§ What you are asked to do:
For the listing that follows, report how many lines contain the string "tree", giving the number alone.

___

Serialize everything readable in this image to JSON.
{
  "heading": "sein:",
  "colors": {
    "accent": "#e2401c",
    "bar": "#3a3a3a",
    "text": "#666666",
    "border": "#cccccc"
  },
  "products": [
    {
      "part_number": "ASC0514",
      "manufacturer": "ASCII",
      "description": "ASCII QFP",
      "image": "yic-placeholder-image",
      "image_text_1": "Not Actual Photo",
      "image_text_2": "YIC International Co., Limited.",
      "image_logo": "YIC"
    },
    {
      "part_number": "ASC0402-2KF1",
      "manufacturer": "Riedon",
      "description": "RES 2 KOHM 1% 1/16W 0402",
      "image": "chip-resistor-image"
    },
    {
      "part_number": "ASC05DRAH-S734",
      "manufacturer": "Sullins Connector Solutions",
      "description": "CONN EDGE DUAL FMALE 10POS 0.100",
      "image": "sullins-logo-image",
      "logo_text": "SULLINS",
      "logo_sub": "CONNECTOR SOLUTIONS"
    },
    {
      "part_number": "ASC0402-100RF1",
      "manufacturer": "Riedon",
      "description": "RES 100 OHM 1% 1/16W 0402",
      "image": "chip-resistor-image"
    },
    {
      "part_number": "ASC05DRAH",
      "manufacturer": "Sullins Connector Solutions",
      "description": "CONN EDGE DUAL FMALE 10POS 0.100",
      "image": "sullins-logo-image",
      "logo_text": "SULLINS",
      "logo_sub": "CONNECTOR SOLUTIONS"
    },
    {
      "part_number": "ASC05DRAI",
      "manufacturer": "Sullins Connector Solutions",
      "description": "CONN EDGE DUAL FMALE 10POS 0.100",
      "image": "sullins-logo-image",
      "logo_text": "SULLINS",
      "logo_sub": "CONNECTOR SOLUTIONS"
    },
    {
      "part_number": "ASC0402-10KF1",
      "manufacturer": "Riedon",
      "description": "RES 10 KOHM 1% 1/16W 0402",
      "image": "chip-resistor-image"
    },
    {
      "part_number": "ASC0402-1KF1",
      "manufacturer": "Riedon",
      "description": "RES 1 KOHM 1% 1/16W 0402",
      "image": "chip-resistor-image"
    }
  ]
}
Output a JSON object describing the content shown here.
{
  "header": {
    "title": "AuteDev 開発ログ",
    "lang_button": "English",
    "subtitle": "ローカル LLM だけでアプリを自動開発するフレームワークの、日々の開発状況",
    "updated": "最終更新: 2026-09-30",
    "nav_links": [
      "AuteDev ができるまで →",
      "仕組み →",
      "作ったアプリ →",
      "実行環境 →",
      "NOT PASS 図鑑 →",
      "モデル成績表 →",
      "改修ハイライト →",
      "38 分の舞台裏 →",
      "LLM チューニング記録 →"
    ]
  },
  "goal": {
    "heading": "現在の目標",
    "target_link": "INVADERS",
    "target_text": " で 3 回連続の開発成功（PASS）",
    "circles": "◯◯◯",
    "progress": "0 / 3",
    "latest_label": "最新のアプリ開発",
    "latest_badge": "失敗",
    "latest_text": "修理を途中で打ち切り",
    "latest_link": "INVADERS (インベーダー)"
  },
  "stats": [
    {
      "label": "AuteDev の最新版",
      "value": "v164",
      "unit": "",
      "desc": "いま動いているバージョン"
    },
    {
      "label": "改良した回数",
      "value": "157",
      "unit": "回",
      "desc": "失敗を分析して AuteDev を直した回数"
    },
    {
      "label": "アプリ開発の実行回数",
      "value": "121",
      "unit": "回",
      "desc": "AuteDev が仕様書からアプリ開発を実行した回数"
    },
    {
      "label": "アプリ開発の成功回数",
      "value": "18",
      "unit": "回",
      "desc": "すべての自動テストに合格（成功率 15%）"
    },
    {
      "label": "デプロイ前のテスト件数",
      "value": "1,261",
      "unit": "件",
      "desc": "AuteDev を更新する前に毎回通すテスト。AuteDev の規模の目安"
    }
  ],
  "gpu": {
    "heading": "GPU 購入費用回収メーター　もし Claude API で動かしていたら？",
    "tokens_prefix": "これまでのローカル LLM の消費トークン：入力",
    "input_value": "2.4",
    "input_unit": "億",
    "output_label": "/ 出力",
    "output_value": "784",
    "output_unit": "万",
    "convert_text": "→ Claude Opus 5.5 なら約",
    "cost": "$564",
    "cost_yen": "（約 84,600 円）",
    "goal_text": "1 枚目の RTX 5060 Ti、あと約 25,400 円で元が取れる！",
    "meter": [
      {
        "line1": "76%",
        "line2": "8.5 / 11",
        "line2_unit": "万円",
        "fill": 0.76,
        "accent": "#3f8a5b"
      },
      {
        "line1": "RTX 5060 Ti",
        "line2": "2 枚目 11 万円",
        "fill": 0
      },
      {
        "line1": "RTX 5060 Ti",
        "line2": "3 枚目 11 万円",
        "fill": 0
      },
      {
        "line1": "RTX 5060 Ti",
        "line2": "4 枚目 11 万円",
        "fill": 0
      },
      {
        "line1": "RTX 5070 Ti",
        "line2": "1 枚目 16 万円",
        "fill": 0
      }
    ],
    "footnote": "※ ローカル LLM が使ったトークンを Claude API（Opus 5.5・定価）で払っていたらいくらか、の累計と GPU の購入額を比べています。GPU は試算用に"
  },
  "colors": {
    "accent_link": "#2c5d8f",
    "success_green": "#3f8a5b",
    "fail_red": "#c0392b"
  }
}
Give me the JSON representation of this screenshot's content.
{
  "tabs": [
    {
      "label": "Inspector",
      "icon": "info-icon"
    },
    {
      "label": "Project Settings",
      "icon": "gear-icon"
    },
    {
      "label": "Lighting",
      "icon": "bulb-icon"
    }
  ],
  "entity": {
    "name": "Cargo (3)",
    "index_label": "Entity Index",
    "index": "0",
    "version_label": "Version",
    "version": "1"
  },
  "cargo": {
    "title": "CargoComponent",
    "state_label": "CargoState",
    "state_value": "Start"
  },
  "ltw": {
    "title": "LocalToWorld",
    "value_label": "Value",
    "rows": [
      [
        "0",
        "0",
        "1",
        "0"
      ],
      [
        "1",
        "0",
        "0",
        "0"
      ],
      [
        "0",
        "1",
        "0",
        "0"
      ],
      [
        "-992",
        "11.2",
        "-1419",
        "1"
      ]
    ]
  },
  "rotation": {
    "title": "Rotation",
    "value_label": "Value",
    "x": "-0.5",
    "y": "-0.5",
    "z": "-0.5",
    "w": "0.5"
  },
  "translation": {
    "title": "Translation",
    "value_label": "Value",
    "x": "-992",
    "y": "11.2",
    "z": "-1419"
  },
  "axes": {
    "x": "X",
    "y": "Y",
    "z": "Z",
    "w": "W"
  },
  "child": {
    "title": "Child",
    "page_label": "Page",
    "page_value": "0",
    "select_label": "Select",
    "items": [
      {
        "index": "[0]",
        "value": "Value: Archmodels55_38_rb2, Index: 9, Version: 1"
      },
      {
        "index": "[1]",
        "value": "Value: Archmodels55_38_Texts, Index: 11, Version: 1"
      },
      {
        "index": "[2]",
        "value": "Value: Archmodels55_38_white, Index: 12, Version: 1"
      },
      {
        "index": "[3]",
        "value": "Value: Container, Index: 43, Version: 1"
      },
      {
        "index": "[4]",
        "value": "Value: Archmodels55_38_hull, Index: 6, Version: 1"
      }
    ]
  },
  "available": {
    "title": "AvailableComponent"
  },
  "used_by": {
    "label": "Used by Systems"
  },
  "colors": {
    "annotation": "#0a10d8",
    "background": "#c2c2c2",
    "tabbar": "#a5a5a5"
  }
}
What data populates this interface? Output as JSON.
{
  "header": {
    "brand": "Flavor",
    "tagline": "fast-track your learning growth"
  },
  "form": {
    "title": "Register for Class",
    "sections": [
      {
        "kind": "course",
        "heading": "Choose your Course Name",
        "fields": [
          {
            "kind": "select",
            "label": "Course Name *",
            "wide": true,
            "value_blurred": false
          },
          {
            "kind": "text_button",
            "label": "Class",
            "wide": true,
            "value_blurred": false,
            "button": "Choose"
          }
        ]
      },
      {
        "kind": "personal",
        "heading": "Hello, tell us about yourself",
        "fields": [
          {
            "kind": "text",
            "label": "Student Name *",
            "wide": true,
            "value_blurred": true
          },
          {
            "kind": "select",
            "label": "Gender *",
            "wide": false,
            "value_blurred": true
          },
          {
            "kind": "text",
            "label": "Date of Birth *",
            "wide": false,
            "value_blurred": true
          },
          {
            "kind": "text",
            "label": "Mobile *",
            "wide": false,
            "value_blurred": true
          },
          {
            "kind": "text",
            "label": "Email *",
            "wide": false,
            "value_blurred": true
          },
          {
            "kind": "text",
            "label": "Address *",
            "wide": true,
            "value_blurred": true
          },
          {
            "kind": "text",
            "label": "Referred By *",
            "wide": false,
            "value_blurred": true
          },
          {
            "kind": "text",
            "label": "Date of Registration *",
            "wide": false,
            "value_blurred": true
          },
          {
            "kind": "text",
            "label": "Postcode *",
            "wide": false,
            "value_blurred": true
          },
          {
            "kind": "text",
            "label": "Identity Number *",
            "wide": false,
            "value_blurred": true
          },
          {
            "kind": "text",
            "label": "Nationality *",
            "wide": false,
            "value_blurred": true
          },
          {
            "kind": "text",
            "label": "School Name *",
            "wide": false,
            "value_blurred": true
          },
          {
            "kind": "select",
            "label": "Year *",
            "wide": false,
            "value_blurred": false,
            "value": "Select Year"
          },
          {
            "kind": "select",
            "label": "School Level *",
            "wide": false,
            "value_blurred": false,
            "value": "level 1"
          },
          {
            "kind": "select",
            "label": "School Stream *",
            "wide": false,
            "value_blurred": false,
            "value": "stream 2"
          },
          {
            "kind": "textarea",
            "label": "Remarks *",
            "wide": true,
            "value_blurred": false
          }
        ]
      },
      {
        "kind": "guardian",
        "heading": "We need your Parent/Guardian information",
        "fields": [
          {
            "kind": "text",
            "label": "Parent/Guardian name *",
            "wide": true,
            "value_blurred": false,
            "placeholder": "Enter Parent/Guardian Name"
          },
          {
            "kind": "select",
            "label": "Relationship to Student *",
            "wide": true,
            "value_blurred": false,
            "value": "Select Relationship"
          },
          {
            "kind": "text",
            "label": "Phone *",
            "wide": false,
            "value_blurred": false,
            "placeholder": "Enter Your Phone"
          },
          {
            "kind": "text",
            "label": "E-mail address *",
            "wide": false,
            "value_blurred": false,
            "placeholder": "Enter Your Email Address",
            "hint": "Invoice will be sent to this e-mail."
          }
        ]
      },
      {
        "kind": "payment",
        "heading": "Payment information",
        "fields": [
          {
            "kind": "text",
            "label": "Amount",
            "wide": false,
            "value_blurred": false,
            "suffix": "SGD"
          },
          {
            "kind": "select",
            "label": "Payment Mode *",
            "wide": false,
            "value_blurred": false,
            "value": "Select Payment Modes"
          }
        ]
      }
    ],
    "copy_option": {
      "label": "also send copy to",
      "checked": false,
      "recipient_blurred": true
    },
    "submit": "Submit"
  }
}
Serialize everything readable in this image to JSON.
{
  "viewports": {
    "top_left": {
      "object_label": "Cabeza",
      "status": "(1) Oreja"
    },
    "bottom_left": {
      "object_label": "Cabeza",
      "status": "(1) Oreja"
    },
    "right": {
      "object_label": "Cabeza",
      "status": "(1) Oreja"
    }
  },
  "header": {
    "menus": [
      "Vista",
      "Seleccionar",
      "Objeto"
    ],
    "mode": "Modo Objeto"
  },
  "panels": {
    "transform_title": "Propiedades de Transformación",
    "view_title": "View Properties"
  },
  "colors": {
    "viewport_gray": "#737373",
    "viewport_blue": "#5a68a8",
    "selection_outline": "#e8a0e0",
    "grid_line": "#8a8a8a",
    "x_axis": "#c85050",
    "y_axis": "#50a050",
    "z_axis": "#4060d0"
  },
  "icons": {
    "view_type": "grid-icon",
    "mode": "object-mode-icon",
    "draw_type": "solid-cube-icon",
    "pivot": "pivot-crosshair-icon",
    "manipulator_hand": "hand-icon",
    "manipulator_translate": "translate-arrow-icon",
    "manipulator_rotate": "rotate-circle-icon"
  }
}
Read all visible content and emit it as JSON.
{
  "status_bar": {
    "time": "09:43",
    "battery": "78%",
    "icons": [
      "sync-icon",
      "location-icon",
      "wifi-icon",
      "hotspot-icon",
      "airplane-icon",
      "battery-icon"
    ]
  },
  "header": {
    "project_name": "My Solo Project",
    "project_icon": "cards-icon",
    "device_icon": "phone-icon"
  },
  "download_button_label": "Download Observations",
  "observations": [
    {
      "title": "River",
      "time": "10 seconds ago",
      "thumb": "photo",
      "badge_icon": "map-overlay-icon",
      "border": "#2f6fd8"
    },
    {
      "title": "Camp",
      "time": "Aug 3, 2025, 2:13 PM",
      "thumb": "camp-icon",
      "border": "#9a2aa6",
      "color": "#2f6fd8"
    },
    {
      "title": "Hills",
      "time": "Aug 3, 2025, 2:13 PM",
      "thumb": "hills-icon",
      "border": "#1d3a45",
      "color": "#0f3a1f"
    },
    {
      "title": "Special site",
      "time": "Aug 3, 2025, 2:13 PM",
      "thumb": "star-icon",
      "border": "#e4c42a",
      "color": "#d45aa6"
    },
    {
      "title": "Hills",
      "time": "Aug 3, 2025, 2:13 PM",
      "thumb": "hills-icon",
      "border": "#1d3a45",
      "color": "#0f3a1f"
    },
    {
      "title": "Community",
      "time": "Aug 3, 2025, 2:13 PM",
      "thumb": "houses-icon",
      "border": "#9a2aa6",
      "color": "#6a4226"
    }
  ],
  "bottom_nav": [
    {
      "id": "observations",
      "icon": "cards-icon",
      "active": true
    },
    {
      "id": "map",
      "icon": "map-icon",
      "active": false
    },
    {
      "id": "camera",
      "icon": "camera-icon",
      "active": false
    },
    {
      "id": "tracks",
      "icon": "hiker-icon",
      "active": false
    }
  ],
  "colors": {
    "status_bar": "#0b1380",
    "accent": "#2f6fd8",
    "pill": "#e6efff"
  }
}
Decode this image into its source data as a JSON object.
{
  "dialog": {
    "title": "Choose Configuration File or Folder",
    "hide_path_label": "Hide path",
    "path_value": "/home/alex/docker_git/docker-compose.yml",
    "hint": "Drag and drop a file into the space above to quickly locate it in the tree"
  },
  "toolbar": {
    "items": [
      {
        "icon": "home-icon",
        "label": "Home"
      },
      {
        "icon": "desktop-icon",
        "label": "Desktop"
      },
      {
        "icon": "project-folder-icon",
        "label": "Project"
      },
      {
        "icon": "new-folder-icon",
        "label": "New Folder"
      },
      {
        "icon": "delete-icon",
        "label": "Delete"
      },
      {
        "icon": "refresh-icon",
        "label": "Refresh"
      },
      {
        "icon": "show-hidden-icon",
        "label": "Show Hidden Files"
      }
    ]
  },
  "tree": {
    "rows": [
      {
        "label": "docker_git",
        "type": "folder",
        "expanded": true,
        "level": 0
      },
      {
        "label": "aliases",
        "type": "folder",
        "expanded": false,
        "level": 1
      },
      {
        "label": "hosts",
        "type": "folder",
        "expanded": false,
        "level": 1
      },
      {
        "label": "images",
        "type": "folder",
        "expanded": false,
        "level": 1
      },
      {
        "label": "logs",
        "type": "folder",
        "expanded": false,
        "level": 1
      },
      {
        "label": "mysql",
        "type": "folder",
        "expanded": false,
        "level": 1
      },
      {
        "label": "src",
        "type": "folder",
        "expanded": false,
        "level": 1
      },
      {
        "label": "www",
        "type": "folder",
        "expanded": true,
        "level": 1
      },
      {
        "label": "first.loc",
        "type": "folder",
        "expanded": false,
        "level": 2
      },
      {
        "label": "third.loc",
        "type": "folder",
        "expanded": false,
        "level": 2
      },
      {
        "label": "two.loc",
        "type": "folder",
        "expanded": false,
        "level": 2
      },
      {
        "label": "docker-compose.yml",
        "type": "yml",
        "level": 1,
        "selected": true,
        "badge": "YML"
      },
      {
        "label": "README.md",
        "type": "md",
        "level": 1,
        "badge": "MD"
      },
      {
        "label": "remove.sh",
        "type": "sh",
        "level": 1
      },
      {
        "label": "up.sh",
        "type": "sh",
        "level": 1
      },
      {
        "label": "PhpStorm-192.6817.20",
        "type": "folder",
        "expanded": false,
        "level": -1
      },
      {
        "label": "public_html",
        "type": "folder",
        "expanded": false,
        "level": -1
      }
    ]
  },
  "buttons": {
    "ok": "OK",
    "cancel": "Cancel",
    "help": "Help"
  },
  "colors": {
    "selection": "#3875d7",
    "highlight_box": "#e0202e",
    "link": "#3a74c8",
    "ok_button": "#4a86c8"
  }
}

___

§ Answer below:
2